Study material Block Start

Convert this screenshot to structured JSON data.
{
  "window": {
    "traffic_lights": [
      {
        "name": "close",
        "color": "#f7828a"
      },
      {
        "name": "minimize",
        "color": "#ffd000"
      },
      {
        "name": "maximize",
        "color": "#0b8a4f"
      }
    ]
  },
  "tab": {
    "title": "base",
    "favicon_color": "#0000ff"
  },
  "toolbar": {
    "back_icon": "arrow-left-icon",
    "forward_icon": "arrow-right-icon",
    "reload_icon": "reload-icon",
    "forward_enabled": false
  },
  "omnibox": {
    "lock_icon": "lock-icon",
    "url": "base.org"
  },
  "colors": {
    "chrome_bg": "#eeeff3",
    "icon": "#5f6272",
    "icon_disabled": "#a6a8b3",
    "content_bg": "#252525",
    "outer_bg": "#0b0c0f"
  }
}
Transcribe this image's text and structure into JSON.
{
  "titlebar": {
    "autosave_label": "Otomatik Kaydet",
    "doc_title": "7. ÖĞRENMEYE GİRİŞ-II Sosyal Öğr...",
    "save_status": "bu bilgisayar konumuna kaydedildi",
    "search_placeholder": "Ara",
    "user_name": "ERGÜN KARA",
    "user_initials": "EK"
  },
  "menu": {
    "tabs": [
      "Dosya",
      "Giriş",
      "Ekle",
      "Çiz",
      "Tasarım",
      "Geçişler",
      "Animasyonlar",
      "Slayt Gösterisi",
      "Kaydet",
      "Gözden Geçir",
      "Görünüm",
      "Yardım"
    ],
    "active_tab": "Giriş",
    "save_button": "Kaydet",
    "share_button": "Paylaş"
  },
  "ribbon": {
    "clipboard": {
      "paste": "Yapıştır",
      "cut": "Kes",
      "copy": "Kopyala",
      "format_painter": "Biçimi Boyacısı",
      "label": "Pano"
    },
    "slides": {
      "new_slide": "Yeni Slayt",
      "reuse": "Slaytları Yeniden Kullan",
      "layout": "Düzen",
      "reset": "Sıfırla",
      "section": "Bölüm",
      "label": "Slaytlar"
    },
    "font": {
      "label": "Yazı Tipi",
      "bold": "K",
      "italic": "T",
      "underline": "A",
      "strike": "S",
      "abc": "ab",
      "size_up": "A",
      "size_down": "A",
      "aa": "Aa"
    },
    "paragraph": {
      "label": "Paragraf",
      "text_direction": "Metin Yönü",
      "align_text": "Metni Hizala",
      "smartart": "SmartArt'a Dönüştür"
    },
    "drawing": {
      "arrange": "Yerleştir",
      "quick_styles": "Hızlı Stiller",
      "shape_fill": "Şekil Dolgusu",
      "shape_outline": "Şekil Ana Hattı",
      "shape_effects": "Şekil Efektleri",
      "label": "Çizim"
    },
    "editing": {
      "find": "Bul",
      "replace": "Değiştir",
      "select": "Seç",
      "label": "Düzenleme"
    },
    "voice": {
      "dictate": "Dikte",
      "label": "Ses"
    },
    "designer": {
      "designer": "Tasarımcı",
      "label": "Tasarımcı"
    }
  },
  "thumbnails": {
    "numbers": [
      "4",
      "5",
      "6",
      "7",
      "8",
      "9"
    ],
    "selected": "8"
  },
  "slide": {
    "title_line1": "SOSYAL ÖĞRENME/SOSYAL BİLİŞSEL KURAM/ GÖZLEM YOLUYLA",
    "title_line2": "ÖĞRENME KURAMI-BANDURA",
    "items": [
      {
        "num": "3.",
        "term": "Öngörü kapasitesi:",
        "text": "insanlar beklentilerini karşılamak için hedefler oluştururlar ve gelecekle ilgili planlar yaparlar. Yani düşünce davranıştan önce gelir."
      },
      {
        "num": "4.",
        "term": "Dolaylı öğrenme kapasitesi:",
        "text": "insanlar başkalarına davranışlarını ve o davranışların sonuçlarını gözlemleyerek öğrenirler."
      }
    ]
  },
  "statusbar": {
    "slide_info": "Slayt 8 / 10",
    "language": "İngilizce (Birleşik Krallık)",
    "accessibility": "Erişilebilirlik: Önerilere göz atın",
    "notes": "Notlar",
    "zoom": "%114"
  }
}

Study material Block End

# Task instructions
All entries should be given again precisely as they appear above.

# Solution to this task
Convert this screenshot to structured JSON data.
{
  "window": {
    "traffic_lights": [
      {
        "name": "close",
        "color": "#f7828a"
      },
      {
        "name": "minimize",
        "color": "#ffd000"
      },
      {
        "name": "maximize",
        "color": "#0b8a4f"
      }
    ]
  },
  "tab": {
    "title": "base",
    "favicon_color": "#0000ff"
  },
  "toolbar": {
    "back_icon": "arrow-left-icon",
    "forward_icon": "arrow-right-icon",
    "reload_icon": "reload-icon",
    "forward_enabled": false
  },
  "omnibox": {
    "lock_icon": "lock-icon",
    "url": "base.org"
  },
  "colors": {
    "chrome_bg": "#eeeff3",
    "icon": "#5f6272",
    "icon_disabled": "#a6a8b3",
    "content_bg": "#252525",
    "outer_bg": "#0b0c0f"
  }
}
Transcribe this image's text and structure into JSON.
{
  "titlebar": {
    "autosave_label": "Otomatik Kaydet",
    "doc_title": "7. ÖĞRENMEYE GİRİŞ-II Sosyal Öğr...",
    "save_status": "bu bilgisayar konumuna kaydedildi",
    "search_placeholder": "Ara",
    "user_name": "ERGÜN KARA",
    "user_initials": "EK"
  },
  "menu": {
    "tabs": [
      "Dosya",
      "Giriş",
      "Ekle",
      "Çiz",
      "Tasarım",
      "Geçişler",
      "Animasyonlar",
      "Slayt Gösterisi",
      "Kaydet",
      "Gözden Geçir",
      "Görünüm",
      "Yardım"
    ],
    "active_tab": "Giriş",
    "save_button": "Kaydet",
    "share_button": "Paylaş"
  },
  "ribbon": {
    "clipboard": {
      "paste": "Yapıştır",
      "cut": "Kes",
      "copy": "Kopyala",
      "format_painter": "Biçimi Boyacısı",
      "label": "Pano"
    },
    "slides": {
      "new_slide": "Yeni Slayt",
      "reuse": "Slaytları Yeniden Kullan",
      "layout": "Düzen",
      "reset": "Sıfırla",
      "section": "Bölüm",
      "label": "Slaytlar"
    },
    "font": {
      "label": "Yazı Tipi",
      "bold": "K",
      "italic": "T",
      "underline": "A",
      "strike": "S",
      "abc": "ab",
      "size_up": "A",
      "size_down": "A",
      "aa": "Aa"
    },
    "paragraph": {
      "label": "Paragraf",
      "text_direction": "Metin Yönü",
      "align_text": "Metni Hizala",
      "smartart": "SmartArt'a Dönüştür"
    },
    "drawing": {
      "arrange": "Yerleştir",
      "quick_styles": "Hızlı Stiller",
      "shape_fill": "Şekil Dolgusu",
      "shape_outline": "Şekil Ana Hattı",
      "shape_effects": "Şekil Efektleri",
      "label": "Çizim"
    },
    "editing": {
      "find": "Bul",
      "replace": "Değiştir",
      "select": "Seç",
      "label": "Düzenleme"
    },
    "voice": {
      "dictate": "Dikte",
      "label": "Ses"
    },
    "designer": {
      "designer": "Tasarımcı",
      "label": "Tasarımcı"
    }
  },
  "thumbnails": {
    "numbers": [
      "4",
      "5",
      "6",
      "7",
      "8",
      "9"
    ],
    "selected": "8"
  },
  "slide": {
    "title_line1": "SOSYAL ÖĞRENME/SOSYAL BİLİŞSEL KURAM/ GÖZLEM YOLUYLA",
    "title_line2": "ÖĞRENME KURAMI-BANDURA",
    "items": [
      {
        "num": "3.",
        "term": "Öngörü kapasitesi:",
        "text": "insanlar beklentilerini karşılamak için hedefler oluştururlar ve gelecekle ilgili planlar yaparlar. Yani düşünce davranıştan önce gelir."
      },
      {
        "num": "4.",
        "term": "Dolaylı öğrenme kapasitesi:",
        "text": "insanlar başkalarına davranışlarını ve o davranışların sonuçlarını gözlemleyerek öğrenirler."
      }
    ]
  },
  "statusbar": {
    "slide_info": "Slayt 8 / 10",
    "language": "İngilizce (Birleşik Krallık)",
    "accessibility": "Erişilebilirlik: Önerilere göz atın",
    "notes": "Notlar",
    "zoom": "%114"
  }
}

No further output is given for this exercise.